DB: How has being a parent influenced you, your life, and your work?

RAY BRADBURY: It's made me happy! That's the important thing. I have four daughters.  And I recommend to people: if you're going to have children, have four daughters if you can. A lot of people don't realize how great children can be. When you're young you don't think about it. When I first got married I didn't think about having children. And all of a sudden, there they are! It has been a frolic. It has been terrific. I've been a very active parent, taking them to libraries, to movies. I educated them to Japanese movies, for chrissakes! Every Saturday we'd see films by Kurosawa and other great Japanese directors, which maybe is a very strange thing to do with four daughters, but it was fun! I taught them the old films, and the old children's books. We went to bookstores every week in our lives.  Every Saturday we'd visit at least 3 bookstores in Westwood and we knew all the booksellers. It's been a grand adventure for me.

DB: How do you see yourself? Are you a writer? An artist? A random collection of stardust?

RAY BRADBURY: I'm a teacher. But I didn't know I was. I was down at the Los Angeles City Council two years ago and they gave me a scroll and they applauded me and I got to make a speech—but the most important thing happened on the way out. As I was leaving, a middle-aged man from the audience grabbed me by the elbow and said straight to my face, “Thank you for changing my life!” And I realized in that moment that I was a teacher.

I've been lecturing for 50 years. I love lecturing. I'm a hambone actor.  I fell in love with acting on the stage when in high school and I've never gotten over it. But I'm a lousy actor in plays because I can't remember the damn words. But the great thing about lecturing is you just get up and explode! You have a ball and people, they go away happy, and you're happy.

I'm not a science fiction writer. I'm not a fantasy writer. I'm a teacher.  I didn't know that. But what do I teach? Being alive and loving being alive. If you can pass that on to people, if you can inspire them to live a great life and to have wonderful fun, then you're a good guy. You're a really good guy.

DB: What is your most essential advice for writers and artists and other creative misfits?

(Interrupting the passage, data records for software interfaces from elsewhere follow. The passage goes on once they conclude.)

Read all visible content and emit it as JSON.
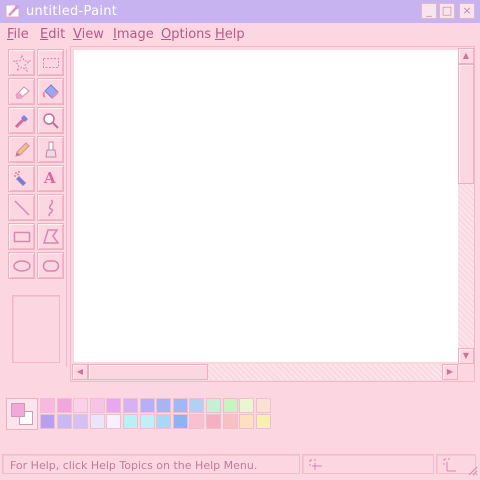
{
  "window": {
    "title": "untitled-Paint"
  },
  "titlebar": {
    "buttons": [
      {
        "name": "minimize",
        "glyph": "_"
      },
      {
        "name": "maximize",
        "glyph": "□"
      },
      {
        "name": "close",
        "glyph": "×"
      }
    ]
  },
  "menu": [
    "File",
    "Edit",
    "View",
    "Image",
    "Options",
    "Help"
  ],
  "tools": [
    {
      "name": "free-form-select",
      "icon": "star-select-icon"
    },
    {
      "name": "rect-select",
      "icon": "rect-select-icon"
    },
    {
      "name": "eraser",
      "icon": "eraser-icon"
    },
    {
      "name": "fill",
      "icon": "paint-bucket-icon"
    },
    {
      "name": "color-picker",
      "icon": "eyedropper-icon"
    },
    {
      "name": "magnifier",
      "icon": "magnifier-icon"
    },
    {
      "name": "pencil",
      "icon": "pencil-icon"
    },
    {
      "name": "brush",
      "icon": "brush-icon"
    },
    {
      "name": "airbrush",
      "icon": "airbrush-icon"
    },
    {
      "name": "text",
      "icon": "text-icon",
      "glyph": "A"
    },
    {
      "name": "line",
      "icon": "line-icon"
    },
    {
      "name": "curve",
      "icon": "curve-icon"
    },
    {
      "name": "rectangle",
      "icon": "rectangle-icon"
    },
    {
      "name": "polygon",
      "icon": "polygon-icon"
    },
    {
      "name": "ellipse",
      "icon": "ellipse-icon"
    },
    {
      "name": "rounded-rect",
      "icon": "rounded-rect-icon"
    }
  ],
  "colors": {
    "foreground": "#f4a8d8",
    "background": "#ffffff",
    "palette_top": [
      "#f8b8e0",
      "#f3a6dc",
      "#fbd0e8",
      "#f6c4e6",
      "#e8a8f0",
      "#d8b0f4",
      "#b7b0f8",
      "#a8b4f6",
      "#a0b8f8",
      "#b0d0f4",
      "#c6f0d4",
      "#c8f4c0",
      "#eaf6d0",
      "#fbe0d4"
    ],
    "palette_bottom": [
      "#b7a0f0",
      "#c8b8f4",
      "#d4c0f4",
      "#ece4fa",
      "#f8f0fb",
      "#b8f0f4",
      "#bff0f8",
      "#a8d8f8",
      "#8cb4f4",
      "#f8c0d0",
      "#f6b0c4",
      "#f8c0c0",
      "#fce0c0",
      "#f8f0b0"
    ]
  },
  "status": {
    "help_text": "For Help, click Help Topics on the Help Menu."
  }
}
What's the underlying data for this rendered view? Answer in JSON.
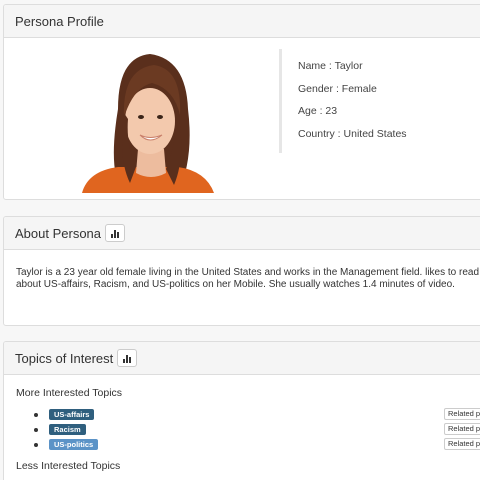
{
  "profile": {
    "title": "Persona Profile",
    "name": "Name : Taylor",
    "gender": "Gender : Female",
    "age": "Age : 23",
    "country": "Country : United States"
  },
  "about": {
    "title": "About Persona",
    "text": "Taylor is a 23 year old female living in the United States and works in the Management field. likes to read about US-affairs, Racism, and US-politics on her Mobile. She usually watches 1.4 minutes of video."
  },
  "topics": {
    "title": "Topics of Interest",
    "more_label": "More Interested Topics",
    "less_label": "Less Interested Topics",
    "items": [
      {
        "tag": "US-affairs",
        "color": "#2f5f7e",
        "related": "Related p"
      },
      {
        "tag": "Racism",
        "color": "#2f5f7e",
        "related": "Related p"
      },
      {
        "tag": "US-politics",
        "color": "#5b93c7",
        "related": "Related p"
      }
    ]
  },
  "icons": {
    "chart": "bar-chart-icon"
  }
}
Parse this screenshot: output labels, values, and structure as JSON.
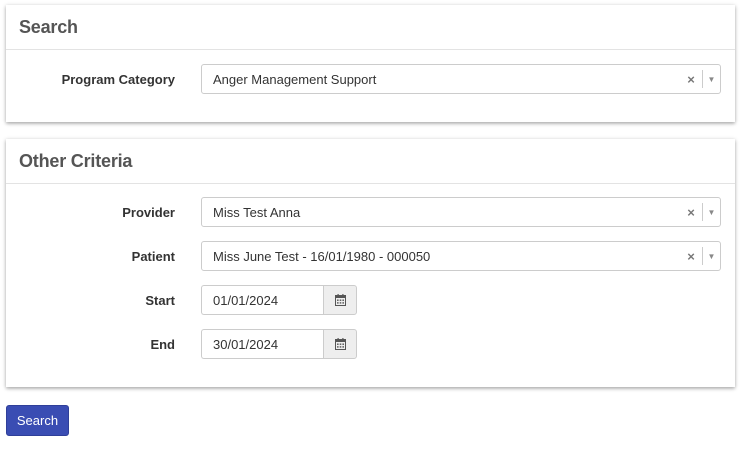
{
  "search_panel": {
    "title": "Search",
    "program_category": {
      "label": "Program Category",
      "value": "Anger Management Support",
      "clear_glyph": "×",
      "arrow_glyph": "▼"
    }
  },
  "criteria_panel": {
    "title": "Other Criteria",
    "provider": {
      "label": "Provider",
      "value": "Miss Test Anna",
      "clear_glyph": "×",
      "arrow_glyph": "▼"
    },
    "patient": {
      "label": "Patient",
      "value": "Miss June Test - 16/01/1980 - 000050",
      "clear_glyph": "×",
      "arrow_glyph": "▼"
    },
    "start": {
      "label": "Start",
      "value": "01/01/2024",
      "icon": "calendar-icon"
    },
    "end": {
      "label": "End",
      "value": "30/01/2024",
      "icon": "calendar-icon"
    }
  },
  "actions": {
    "search_label": "Search"
  },
  "colors": {
    "primary_button": "#3a4db3",
    "panel_title": "#555555",
    "border": "#cccccc",
    "addon_bg": "#eeeeee"
  }
}
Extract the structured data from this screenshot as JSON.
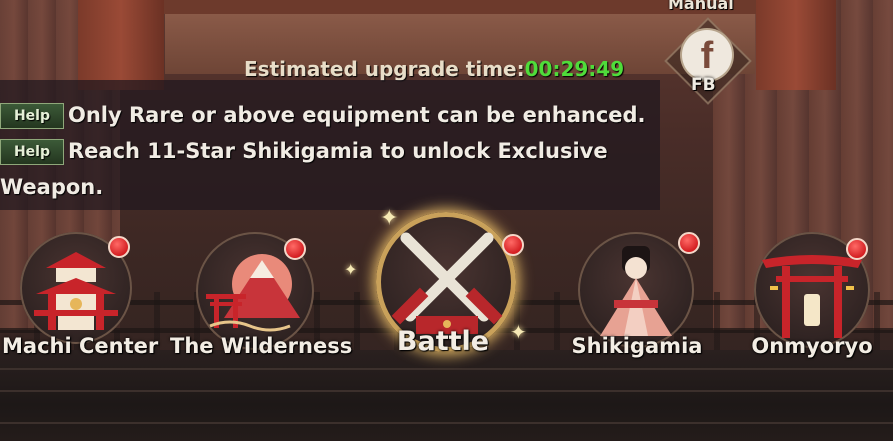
{
  "top_right": {
    "manual_label": "Manual",
    "fb_icon_letter": "f",
    "fb_label": "FB"
  },
  "info": {
    "upgrade_label": "Estimated upgrade time:",
    "upgrade_time": "00:29:49",
    "help_tag": "Help",
    "tips": [
      "Only Rare or above equipment can be enhanced.",
      "Reach 11-Star Shikigamia to unlock Exclusive Weapon."
    ]
  },
  "nav": [
    {
      "label": "Machi Center",
      "icon": "pagoda-icon",
      "badge": "red-dot"
    },
    {
      "label": "The Wilderness",
      "icon": "mountain-torii-icon",
      "badge": "red-dot"
    },
    {
      "label": "Battle",
      "icon": "crossed-swords-icon",
      "badge": "red-dot",
      "selected": true
    },
    {
      "label": "Shikigamia",
      "icon": "kimono-girl-icon",
      "badge": "red-dot"
    },
    {
      "label": "Onmyoryo",
      "icon": "torii-gate-icon",
      "badge": "red-dot"
    }
  ],
  "colors": {
    "timer_green": "#4fdc3a",
    "badge_red": "#d41f22",
    "help_green": "#3c5a38"
  }
}
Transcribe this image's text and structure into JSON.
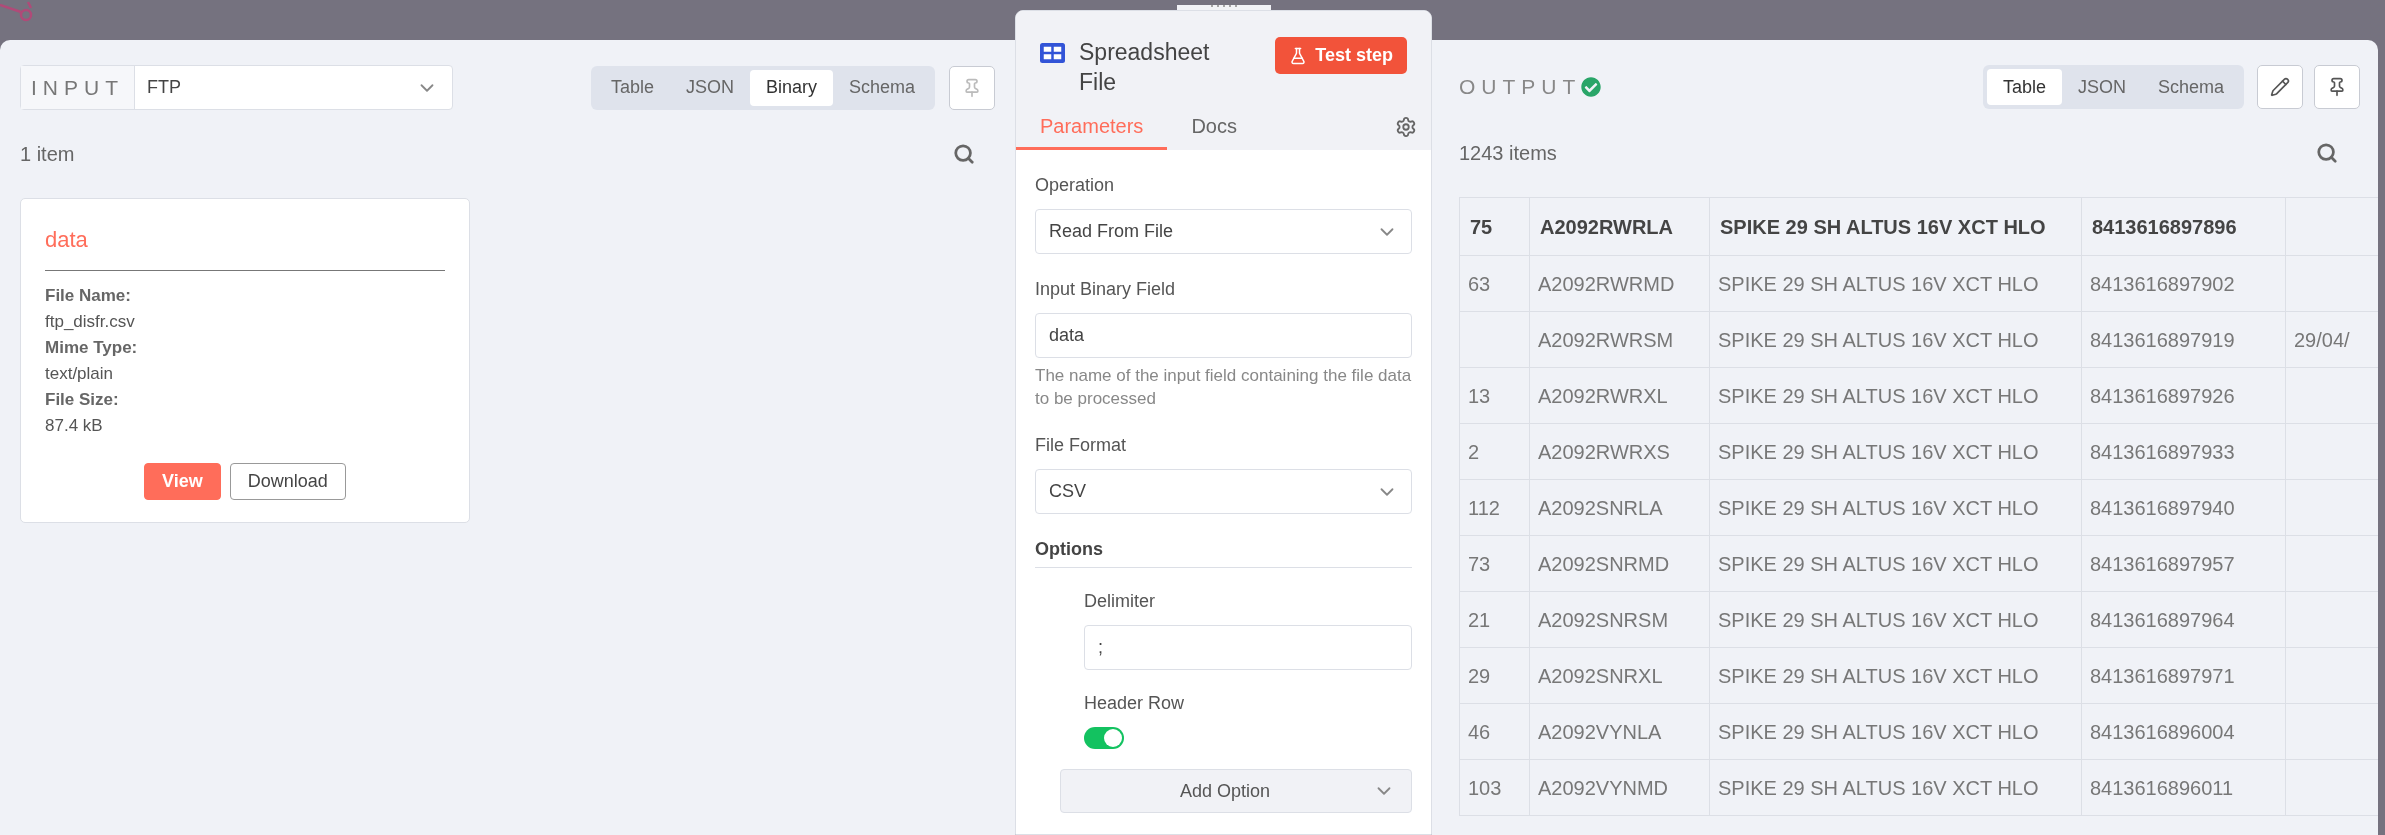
{
  "input_panel": {
    "label": "INPUT",
    "source": "FTP",
    "view_tabs": [
      {
        "label": "Table",
        "selected": false
      },
      {
        "label": "JSON",
        "selected": false
      },
      {
        "label": "Binary",
        "selected": true
      },
      {
        "label": "Schema",
        "selected": false
      }
    ],
    "item_count": "1 item",
    "binary_card": {
      "title": "data",
      "fields": [
        {
          "label": "File Name:",
          "value": "ftp_disfr.csv"
        },
        {
          "label": "Mime Type:",
          "value": "text/plain"
        },
        {
          "label": "File Size:",
          "value": "87.4 kB"
        }
      ],
      "buttons": [
        {
          "label": "View",
          "kind": "primary"
        },
        {
          "label": "Download",
          "kind": "secondary"
        }
      ]
    }
  },
  "node_panel": {
    "title": "Spreadsheet File",
    "test_button": "Test step",
    "tabs": [
      {
        "label": "Parameters",
        "selected": true
      },
      {
        "label": "Docs",
        "selected": false
      }
    ],
    "fields": [
      {
        "kind": "select",
        "label": "Operation",
        "value": "Read From File"
      },
      {
        "kind": "text",
        "label": "Input Binary Field",
        "value": "data",
        "hint": "The name of the input field containing the file data to be processed"
      },
      {
        "kind": "select",
        "label": "File Format",
        "value": "CSV"
      }
    ],
    "options": {
      "title": "Options",
      "items": [
        {
          "kind": "text",
          "label": "Delimiter",
          "value": ";"
        },
        {
          "kind": "toggle",
          "label": "Header Row",
          "on": true
        }
      ],
      "add_button": "Add Option"
    }
  },
  "output_panel": {
    "label": "OUTPUT",
    "success": true,
    "view_tabs": [
      {
        "label": "Table",
        "selected": true
      },
      {
        "label": "JSON",
        "selected": false
      },
      {
        "label": "Schema",
        "selected": false
      }
    ],
    "item_count": "1243 items",
    "table": {
      "columns": [
        "75",
        "A2092RWRLA",
        "SPIKE 29 SH ALTUS 16V XCT HLO",
        "8413616897896",
        null
      ],
      "rows": [
        [
          "63",
          "A2092RWRMD",
          "SPIKE 29 SH ALTUS 16V XCT HLO",
          "8413616897902",
          null
        ],
        [
          null,
          "A2092RWRSM",
          "SPIKE 29 SH ALTUS 16V XCT HLO",
          "8413616897919",
          "29/04/"
        ],
        [
          "13",
          "A2092RWRXL",
          "SPIKE 29 SH ALTUS 16V XCT HLO",
          "8413616897926",
          null
        ],
        [
          "2",
          "A2092RWRXS",
          "SPIKE 29 SH ALTUS 16V XCT HLO",
          "8413616897933",
          null
        ],
        [
          "112",
          "A2092SNRLA",
          "SPIKE 29 SH ALTUS 16V XCT HLO",
          "8413616897940",
          null
        ],
        [
          "73",
          "A2092SNRMD",
          "SPIKE 29 SH ALTUS 16V XCT HLO",
          "8413616897957",
          null
        ],
        [
          "21",
          "A2092SNRSM",
          "SPIKE 29 SH ALTUS 16V XCT HLO",
          "8413616897964",
          null
        ],
        [
          "29",
          "A2092SNRXL",
          "SPIKE 29 SH ALTUS 16V XCT HLO",
          "8413616897971",
          null
        ],
        [
          "46",
          "A2092VYNLA",
          "SPIKE 29 SH ALTUS 16V XCT HLO",
          "8413616896004",
          null
        ],
        [
          "103",
          "A2092VYNMD",
          "SPIKE 29 SH ALTUS 16V XCT HLO",
          "8413616896011",
          null
        ]
      ]
    }
  }
}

RAY BRADBURY: Fall in love and stay in love! Do what you want to do. If you don't know who you are yet, you're too young, then go to the library and prowl around the stacks and find writers who influence you, and you read everything by them and you learn from them. Like Somerset Maugham; I fell in love with his stuff when I was in high school. I fell in love with the short stories of John Steinbeck, and he taught me a lot about writing short stories. Then I began to fall in love with playwrights, and poets. Someone like William Butler Yeats—if you read him every day of your life for ten years or so, you're going to learn something about poetry, aren't you?

All your loves are waiting to be discovered. So any young writer who comes to me for advice, I tell them, “For chrissakes! Find a love and follow it! And never deviate from it. Be in love all of your life and you'll have a great life.”

David BoyneComment